[Component data from apps and pages]
────

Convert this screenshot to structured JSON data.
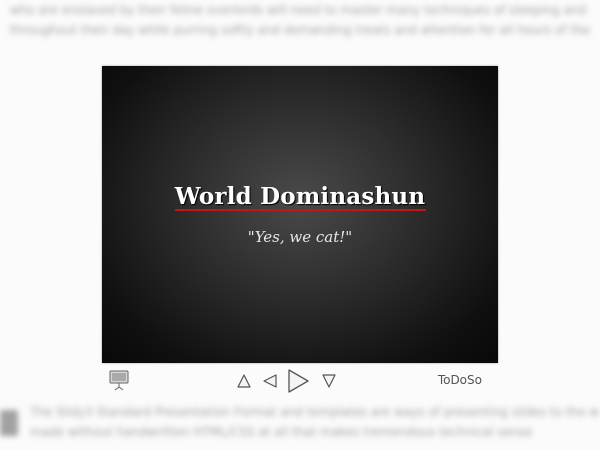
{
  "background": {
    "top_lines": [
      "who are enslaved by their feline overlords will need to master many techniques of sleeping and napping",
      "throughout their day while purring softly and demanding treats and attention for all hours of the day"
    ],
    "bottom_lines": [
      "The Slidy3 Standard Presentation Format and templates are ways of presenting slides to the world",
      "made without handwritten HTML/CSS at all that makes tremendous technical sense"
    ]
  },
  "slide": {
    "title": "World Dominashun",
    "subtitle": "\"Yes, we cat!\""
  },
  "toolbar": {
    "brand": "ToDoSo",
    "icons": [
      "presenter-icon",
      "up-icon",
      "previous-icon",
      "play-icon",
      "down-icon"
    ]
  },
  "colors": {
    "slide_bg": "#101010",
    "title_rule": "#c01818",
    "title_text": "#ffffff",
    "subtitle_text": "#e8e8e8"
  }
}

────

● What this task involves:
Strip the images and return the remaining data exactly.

● Output for this exercise:
Convert this screenshot to structured JSON data.
{
  "background": {
    "top_lines": [
      "who are enslaved by their feline overlords will need to master many techniques of sleeping and napping",
      "throughout their day while purring softly and demanding treats and attention for all hours of the day"
    ],
    "bottom_lines": [
      "The Slidy3 Standard Presentation Format and templates are ways of presenting slides to the world",
      "made without handwritten HTML/CSS at all that makes tremendous technical sense"
    ]
  },
  "slide": {
    "title": "World Dominashun",
    "subtitle": "\"Yes, we cat!\""
  },
  "toolbar": {
    "brand": "ToDoSo",
    "icons": [
      "presenter-icon",
      "up-icon",
      "previous-icon",
      "play-icon",
      "down-icon"
    ]
  },
  "colors": {
    "slide_bg": "#101010",
    "title_rule": "#c01818",
    "title_text": "#ffffff",
    "subtitle_text": "#e8e8e8"
  }
}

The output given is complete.